| TASK TO COMPLETE |
Look for the word "Windows" in the entries and copy every line where it shows up.

[Opening GIVEN DATA section]

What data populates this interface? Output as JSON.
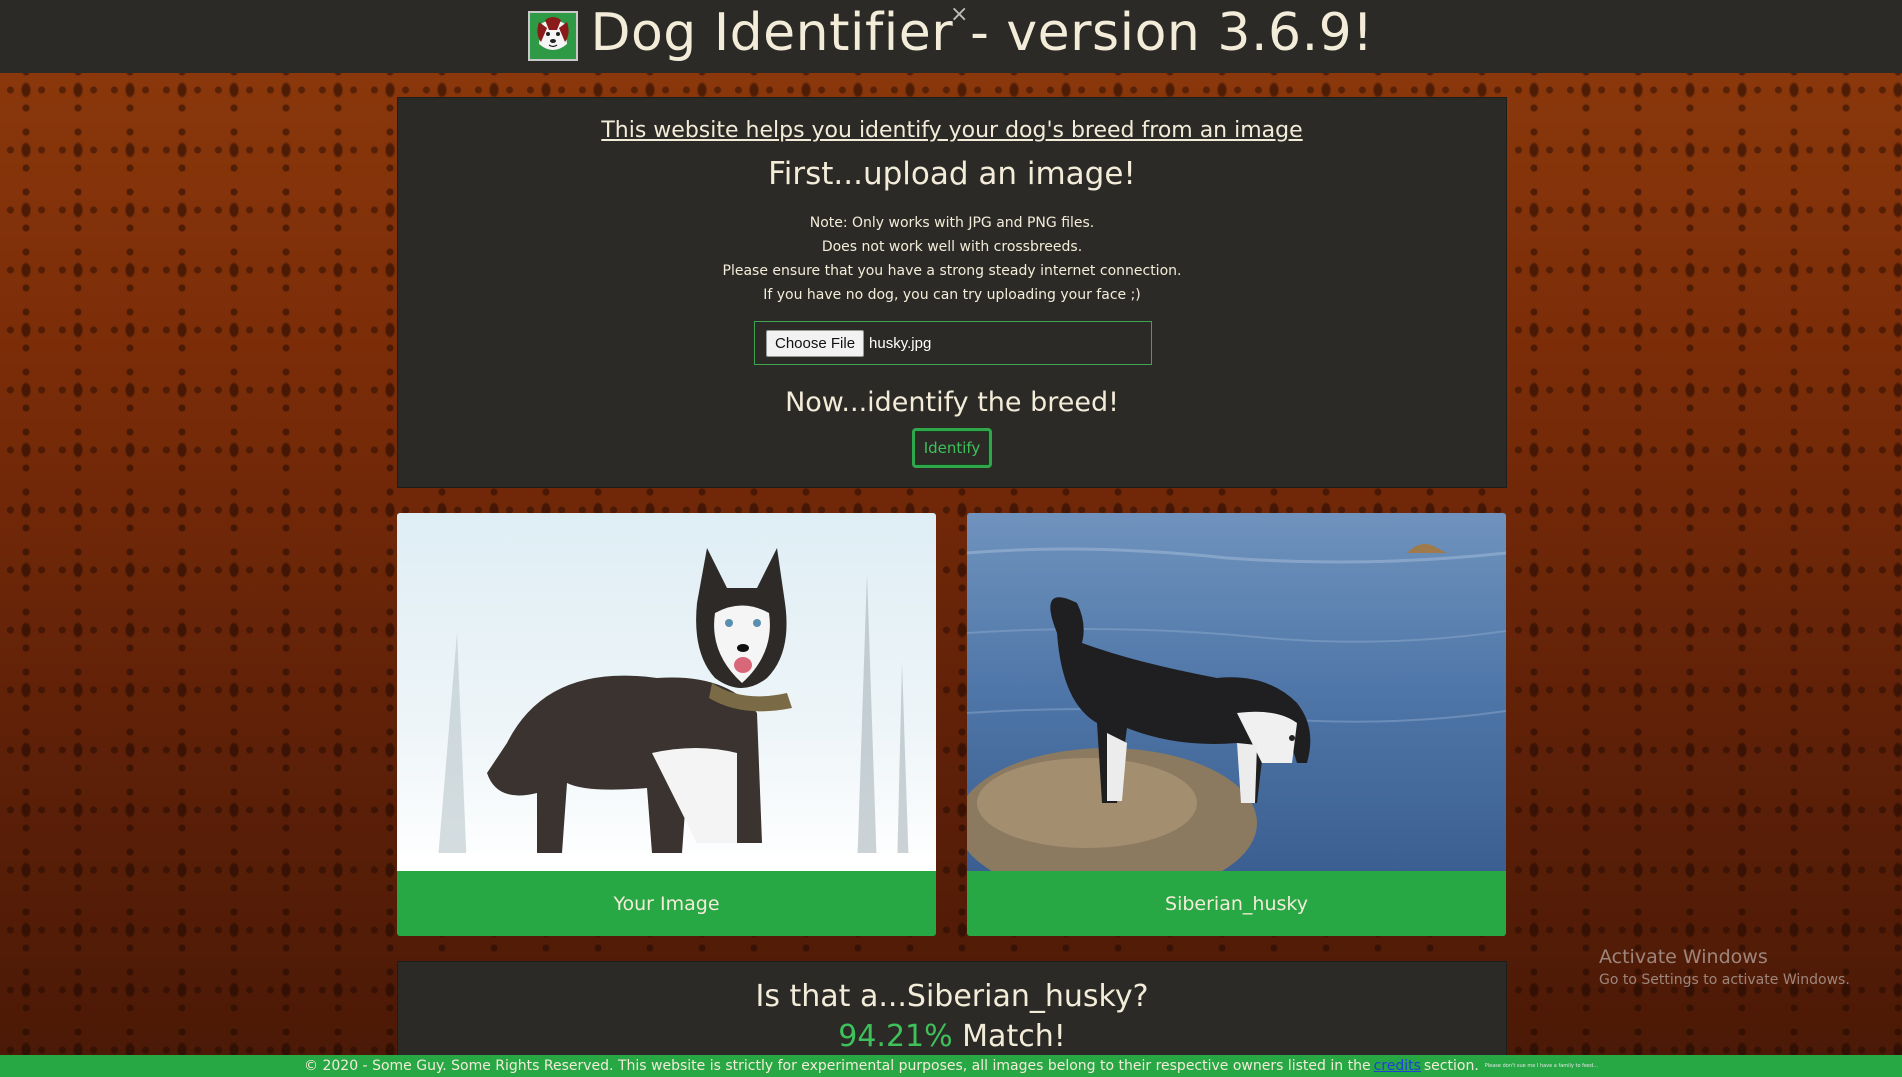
{
  "header": {
    "title": "Dog Identifier - version 3.6.9!",
    "close_glyph": "×"
  },
  "upload_panel": {
    "intro_link": "This website helps you identify your dog's breed from an image",
    "heading": "First...upload an image!",
    "notes": [
      "Note: Only works with JPG and PNG files.",
      "Does not work well with crossbreeds.",
      "Please ensure that you have a strong steady internet connection.",
      "If you have no dog, you can try uploading your face ;)"
    ],
    "choose_file_label": "Choose File",
    "file_name": "husky.jpg",
    "identify_heading": "Now...identify the breed!",
    "identify_button": "Identify"
  },
  "cards": {
    "left_label": "Your Image",
    "right_label": "Siberian_husky"
  },
  "result": {
    "question": "Is that a...Siberian_husky?",
    "percent": "94.21%",
    "match_word": "Match!"
  },
  "watermark": {
    "line1": "Activate Windows",
    "line2": "Go to Settings to activate Windows."
  },
  "footer": {
    "text_before": "© 2020 - Some Guy. Some Rights Reserved. This website is strictly for experimental purposes, all images belong to their respective owners listed in the",
    "link": "credits",
    "text_after": "section.",
    "tiny_note": "Please don't sue me I have a family to feed..."
  },
  "colors": {
    "accent_green": "#28a745",
    "panel_bg": "#2b2a26",
    "text_cream": "#f3ecd9"
  }
}
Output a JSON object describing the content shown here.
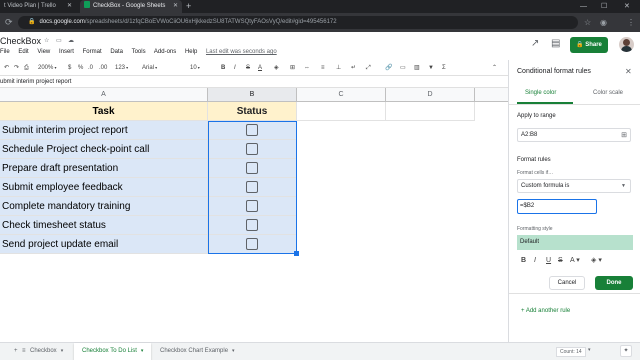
{
  "browser": {
    "tabs": [
      {
        "title": "t Video Plan | Trello",
        "close": "✕"
      },
      {
        "title": "CheckBox - Google Sheets",
        "close": "✕"
      }
    ],
    "new_tab": "+",
    "url_host": "docs.google.com",
    "url_path": "/spreadsheets/d/1zfqCBoEVWoCiiOU6xHjkkedzSU8TATWSQtyFAOsVyQ/edit#gid=495456172"
  },
  "app": {
    "doc_title": "CheckBox",
    "menus": [
      "File",
      "Edit",
      "View",
      "Insert",
      "Format",
      "Data",
      "Tools",
      "Add-ons",
      "Help"
    ],
    "last_edit": "Last edit was seconds ago",
    "share_label": "Share",
    "accent": "#188038"
  },
  "toolbar": {
    "zoom": "200%",
    "currency": "$",
    "percent": "%",
    "decimals_less": ".0",
    "decimals_more": ".00",
    "number_format": "123",
    "font": "Arial",
    "font_size": "10"
  },
  "formula_bar": {
    "content": "ubmit interim project report"
  },
  "grid": {
    "columns": [
      "A",
      "B",
      "C",
      "D"
    ],
    "header": {
      "task": "Task",
      "status": "Status"
    },
    "rows": [
      {
        "task": "Submit interim project report"
      },
      {
        "task": "Schedule Project check-point call"
      },
      {
        "task": "Prepare draft presentation"
      },
      {
        "task": "Submit employee feedback"
      },
      {
        "task": "Complete mandatory training"
      },
      {
        "task": "Check timesheet status"
      },
      {
        "task": "Send project update email"
      }
    ]
  },
  "sidebar": {
    "title": "Conditional format rules",
    "tabs": [
      "Single color",
      "Color scale"
    ],
    "apply_label": "Apply to range",
    "range": "A2:B8",
    "rules_label": "Format rules",
    "cells_if_label": "Format cells if…",
    "condition": "Custom formula is",
    "formula": "=$B2",
    "style_label": "Formatting style",
    "style_preview": "Default",
    "cancel": "Cancel",
    "done": "Done",
    "add_rule": "Add another rule"
  },
  "sheets": {
    "tabs": [
      "Checkbox",
      "Checkbox To Do List",
      "Checkbox Chart Example"
    ],
    "active_index": 1,
    "count": "Count: 14"
  }
}
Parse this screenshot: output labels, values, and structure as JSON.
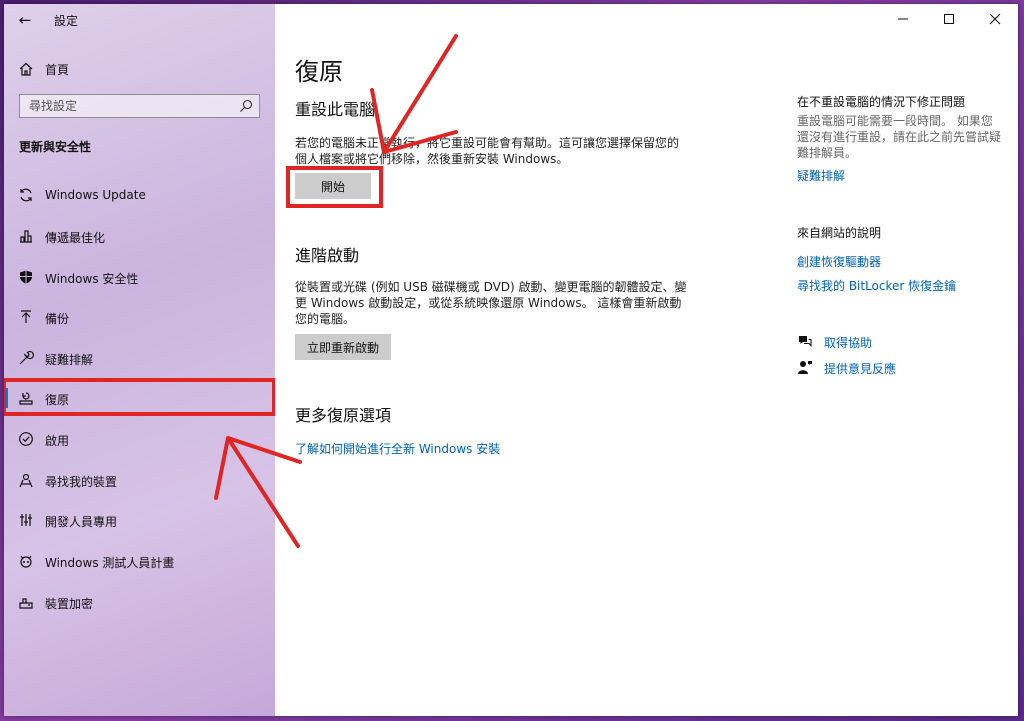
{
  "app": {
    "title": "設定",
    "back_glyph": "←"
  },
  "sidebar": {
    "home_label": "首頁",
    "search_placeholder": "尋找設定",
    "section_title": "更新與安全性",
    "items": [
      {
        "label": "Windows Update",
        "icon": "sync-icon"
      },
      {
        "label": "傳遞最佳化",
        "icon": "delivery-optimization-icon"
      },
      {
        "label": "Windows 安全性",
        "icon": "shield-icon"
      },
      {
        "label": "備份",
        "icon": "backup-arrow-icon"
      },
      {
        "label": "疑難排解",
        "icon": "wrench-icon"
      },
      {
        "label": "復原",
        "icon": "recovery-icon",
        "active": true
      },
      {
        "label": "啟用",
        "icon": "check-circle-icon"
      },
      {
        "label": "尋找我的裝置",
        "icon": "find-device-icon"
      },
      {
        "label": "開發人員專用",
        "icon": "developer-icon"
      },
      {
        "label": "Windows 測試人員計畫",
        "icon": "insider-icon"
      },
      {
        "label": "裝置加密",
        "icon": "encryption-icon"
      }
    ]
  },
  "main": {
    "page_title": "復原",
    "reset": {
      "heading": "重設此電腦",
      "desc_line1": "若您的電腦未正常執行，將它重設可能會有幫助。這可讓您選擇保留您的",
      "desc_line2": "個人檔案或將它們移除，然後重新安裝 Windows。",
      "button": "開始"
    },
    "advanced": {
      "heading": "進階啟動",
      "desc_line1": "從裝置或光碟 (例如 USB 磁碟機或 DVD) 啟動、變更電腦的韌體設定、變",
      "desc_line2": "更 Windows 啟動設定，或從系統映像還原 Windows。 這樣會重新啟動",
      "desc_line3": "您的電腦。",
      "button": "立即重新啟動"
    },
    "more": {
      "heading": "更多復原選項",
      "link": "了解如何開始進行全新 Windows 安裝"
    }
  },
  "side_panel": {
    "fix_title": "在不重設電腦的情況下修正問題",
    "fix_text_line1": "重設電腦可能需要一段時間。 如果您",
    "fix_text_line2": "還沒有進行重設，請在此之前先嘗試疑",
    "fix_text_line3": "難排解員。",
    "fix_link": "疑難排解",
    "web_title": "來自網站的說明",
    "web_link1": "創建恢復驅動器",
    "web_link2": "尋找我的 BitLocker 恢復金鑰",
    "help_link": "取得協助",
    "feedback_link": "提供意見反應"
  },
  "colors": {
    "accent": "#0078d7",
    "link": "#0063b1",
    "annotation": "#e02525"
  }
}
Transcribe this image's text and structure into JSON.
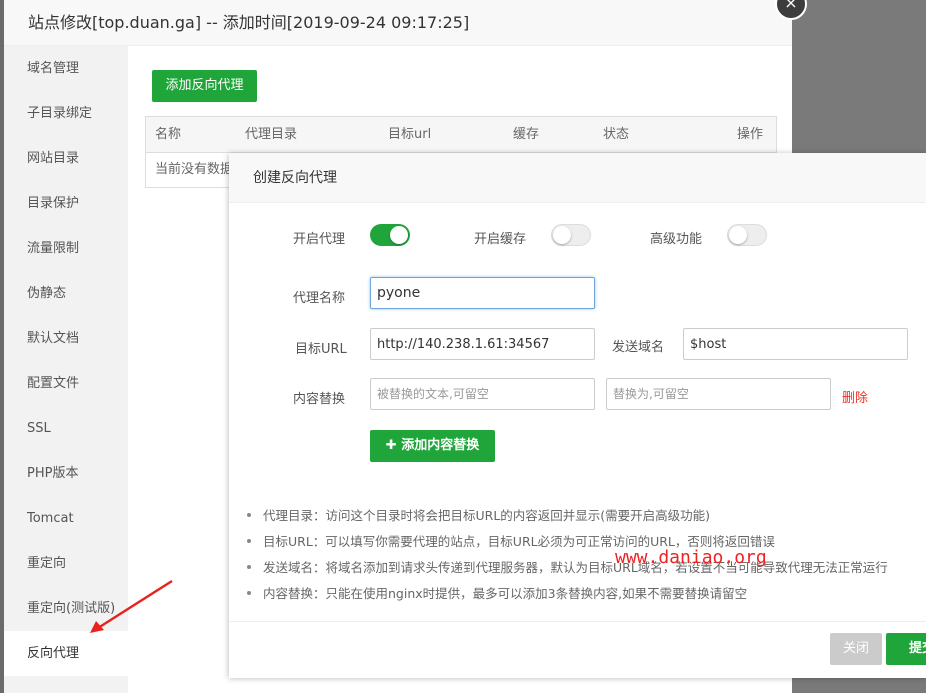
{
  "outer_window": {
    "title": "站点修改[top.duan.ga] -- 添加时间[2019-09-24 09:17:25]",
    "close_glyph": "×"
  },
  "sidebar": {
    "items": [
      {
        "label": "域名管理"
      },
      {
        "label": "子目录绑定"
      },
      {
        "label": "网站目录"
      },
      {
        "label": "目录保护"
      },
      {
        "label": "流量限制"
      },
      {
        "label": "伪静态"
      },
      {
        "label": "默认文档"
      },
      {
        "label": "配置文件"
      },
      {
        "label": "SSL"
      },
      {
        "label": "PHP版本"
      },
      {
        "label": "Tomcat"
      },
      {
        "label": "重定向"
      },
      {
        "label": "重定向(测试版)"
      },
      {
        "label": "反向代理"
      }
    ],
    "active": "反向代理"
  },
  "proxy_list": {
    "add_button": "添加反向代理",
    "columns": [
      "名称",
      "代理目录",
      "目标url",
      "缓存",
      "状态",
      "操作"
    ],
    "empty_text": "当前没有数据"
  },
  "modal": {
    "title": "创建反向代理",
    "toggles": {
      "enable_proxy": {
        "label": "开启代理",
        "on": true
      },
      "enable_cache": {
        "label": "开启缓存",
        "on": false
      },
      "advanced": {
        "label": "高级功能",
        "on": false
      }
    },
    "proxy_name": {
      "label": "代理名称",
      "value": "pyone"
    },
    "target_url": {
      "label": "目标URL",
      "value": "http://140.238.1.61:34567"
    },
    "send_domain": {
      "label": "发送域名",
      "value": "$host"
    },
    "content_replace": {
      "label": "内容替换",
      "from_placeholder": "被替换的文本,可留空",
      "to_placeholder": "替换为,可留空",
      "delete_label": "删除"
    },
    "add_replace_button": "✚ 添加内容替换",
    "notes": [
      "代理目录：访问这个目录时将会把目标URL的内容返回并显示(需要开启高级功能)",
      "目标URL：可以填写你需要代理的站点，目标URL必须为可正常访问的URL，否则将返回错误",
      "发送域名：将域名添加到请求头传递到代理服务器，默认为目标URL域名，若设置不当可能导致代理无法正常运行",
      "内容替换：只能在使用nginx时提供，最多可以添加3条替换内容,如果不需要替换请留空"
    ],
    "close_button": "关闭",
    "submit_button": "提交"
  },
  "watermark": "www.daniao.org",
  "colors": {
    "accent_green": "#20a53a",
    "delete_red": "#ee3322",
    "overlay": "#6b6b6b"
  }
}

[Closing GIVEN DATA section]

| RESULT OF THIS EXERCISE |
    "line1": "Activate Windows",
    "line2": "Go to Settings to activate Windows."
        "label": "Windows Update",
        "label": "Windows 安全性",
        "label": "Windows 測試人員計畫",
      "desc_line2": "個人檔案或將它們移除，然後重新安裝 Windows。",
      "desc_line2": "更 Windows 啟動設定，或從系統映像還原 Windows。 這樣會重新啟動",
      "link": "了解如何開始進行全新 Windows 安裝"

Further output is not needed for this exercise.